The Associated Student Body and the cheerleaders are coordinating a one-week fundraising effort from Sept. 9 – Sept. 16. Students hope to raise $1,000 which will be divided between the American Red Cross and a school district in need in the disaster area.
7011 Camino Arroyo
Customers can add a few dollars to their purchase at the local electronics store through Sept. 30. The Best Buy Children’s Foundation will match donations up to $2 million and will donate all proceeds to the American Red Cross.
905 1st St., 842-6446
The Safeway Foundation delivered an initial check of $100,000 to the American Red Cross and will collect money in local stores at each check stand.
Nob Hill Foods
777 1st St., 847-4857
Donations made at the check stand will go to the American Red Cross.
Collecting for the Salvation Army.
7900 Arroyo Circle
Gilroy, CA 95021, 848-8161
PETCO Foundation will be running their “Round Up” fundraiser to benefit pets lost in the hurricane until Sept. 11. Donations can also be made online at www.petco.com.
8767 San Ysidro Ave., 846-2844
Morgan Hill PETCO
313 Vineyard Town Center Way
Santa Clara Valley Chapter of American Red Cross
2731 North First St.
San Jose, CA 95134-2029
577-2049 or 1-800-HELP-NOW
AAA of Northern California will match employee and member donations. Donations will go to the Red Cross.
Gilroy AAA Office
1395 First St.
847-2300 or online at www.csaa.com
Send checks marked “disaster relief” to:
PO Box 4857
Jackson, MS 39296-4857
United Way of Silicon Valley is collecting money for long-term recovery.
Send checks marked “Hurricane Katrina Fund” to: United Way of America
P.O. Box 630568
Baltimore, MD 21263-0568
Gilroy Elks Lodge
The Benevolent and the Protective Order of Elks of the U.S.A. has established a Hurricane Katrina Elks Disaster Relief Fund.
Checks made out to Gilroy Elks and marked Hurricane Katrina may be sent to:
2765 Hecker Pass Road
Gilroy, CA 95020, Contact: 842-9397
Classic Car Raffle
16725 Condit Road
Morgan Hill, Contact: 779-4511
Alpine RV is raffling off a 1960 Buick LeSabre. Raffle tickets are $20 each and will be available throughout the month of September. Proceeds will go to the American Red Cross or another national disaster relief organization.
Rhapsody & Wine … An Afternoon of Musical Memories
1480 East Main Ave. Morgan Hill, 95037
Sunday, Sept. 11
1 pm – 5 pm
The Fabulous Flapper dancers will perform, with proceeds benefiting the Young at Heart Project and the American Red Cross hurricane efforts.
Call 779-6337 for more information or visit www.Fabulousflappers.org.
South Valley Community Church
8095 Kelton Drive, Gilroy, 95020
Friday, Sept. 16 at 6pm
The church youth group hopes to raise $3,000 for the American Red Cross or Operation Blessing with a youth rock concert featuring five local bands.
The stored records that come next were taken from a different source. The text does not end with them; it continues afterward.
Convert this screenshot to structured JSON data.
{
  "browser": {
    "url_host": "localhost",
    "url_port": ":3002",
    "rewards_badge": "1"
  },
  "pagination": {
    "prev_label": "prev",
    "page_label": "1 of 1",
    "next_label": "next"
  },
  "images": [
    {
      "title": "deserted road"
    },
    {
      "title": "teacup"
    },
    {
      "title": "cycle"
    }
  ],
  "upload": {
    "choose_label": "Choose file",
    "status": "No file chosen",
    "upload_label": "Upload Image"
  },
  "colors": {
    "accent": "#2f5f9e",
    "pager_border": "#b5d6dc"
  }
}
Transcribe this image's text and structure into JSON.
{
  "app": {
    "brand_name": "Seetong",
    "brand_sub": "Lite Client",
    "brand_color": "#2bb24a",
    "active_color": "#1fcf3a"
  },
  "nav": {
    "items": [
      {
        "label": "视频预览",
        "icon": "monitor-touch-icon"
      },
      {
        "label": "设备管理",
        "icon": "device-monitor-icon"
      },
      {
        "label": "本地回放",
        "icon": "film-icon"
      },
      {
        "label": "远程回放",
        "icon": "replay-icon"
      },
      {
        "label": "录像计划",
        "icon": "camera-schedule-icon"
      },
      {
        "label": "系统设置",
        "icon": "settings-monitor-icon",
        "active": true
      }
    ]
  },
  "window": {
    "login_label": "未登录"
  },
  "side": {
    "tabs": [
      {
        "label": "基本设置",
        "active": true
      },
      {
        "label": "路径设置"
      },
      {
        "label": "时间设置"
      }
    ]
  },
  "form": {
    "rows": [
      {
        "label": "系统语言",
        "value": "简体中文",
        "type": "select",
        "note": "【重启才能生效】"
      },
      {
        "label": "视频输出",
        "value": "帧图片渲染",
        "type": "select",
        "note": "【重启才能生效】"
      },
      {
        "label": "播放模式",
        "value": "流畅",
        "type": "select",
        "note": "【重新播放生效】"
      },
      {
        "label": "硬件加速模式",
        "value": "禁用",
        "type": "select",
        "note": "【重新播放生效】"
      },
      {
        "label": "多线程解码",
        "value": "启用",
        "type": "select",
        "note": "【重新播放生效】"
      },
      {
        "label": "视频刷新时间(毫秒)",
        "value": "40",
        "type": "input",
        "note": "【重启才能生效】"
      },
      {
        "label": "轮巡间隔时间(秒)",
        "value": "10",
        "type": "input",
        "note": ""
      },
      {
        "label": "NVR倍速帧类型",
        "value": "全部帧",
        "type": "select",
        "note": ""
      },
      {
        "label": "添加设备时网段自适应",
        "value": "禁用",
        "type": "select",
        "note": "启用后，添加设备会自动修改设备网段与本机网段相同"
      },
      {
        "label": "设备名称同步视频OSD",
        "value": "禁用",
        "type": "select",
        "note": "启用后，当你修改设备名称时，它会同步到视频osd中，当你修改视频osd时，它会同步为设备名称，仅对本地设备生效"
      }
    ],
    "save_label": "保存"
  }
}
For more information, call 848-2363
Kids Ride for Kids of Katrina
3050 Hecker Pass Hwy
The Bonfante Harvest Ride offers children a chance to ride their bikes inside the amusement park while raising money for victims of the hurricane by collecting pledges.
Call 408-682-4700 or visit www.bonfanteride.com for more information.
A caution to consumers
– Consumers should be aware of possible giving scams in the wake of any disaster. California’s Attorney General Bill Lockyer offered suggestions to people looking to donate to hurricane relief that will help them ensure their donations get to where they are needed.
– Stick with established charities. Visit www.ag.ca.gov/charities or www.give.org for more information on charities.
– Take action on your own rather than responding to solicitations.
-Beware of “copycat” names that sound like reputable charities.
– Do not give through e-mail solicitations.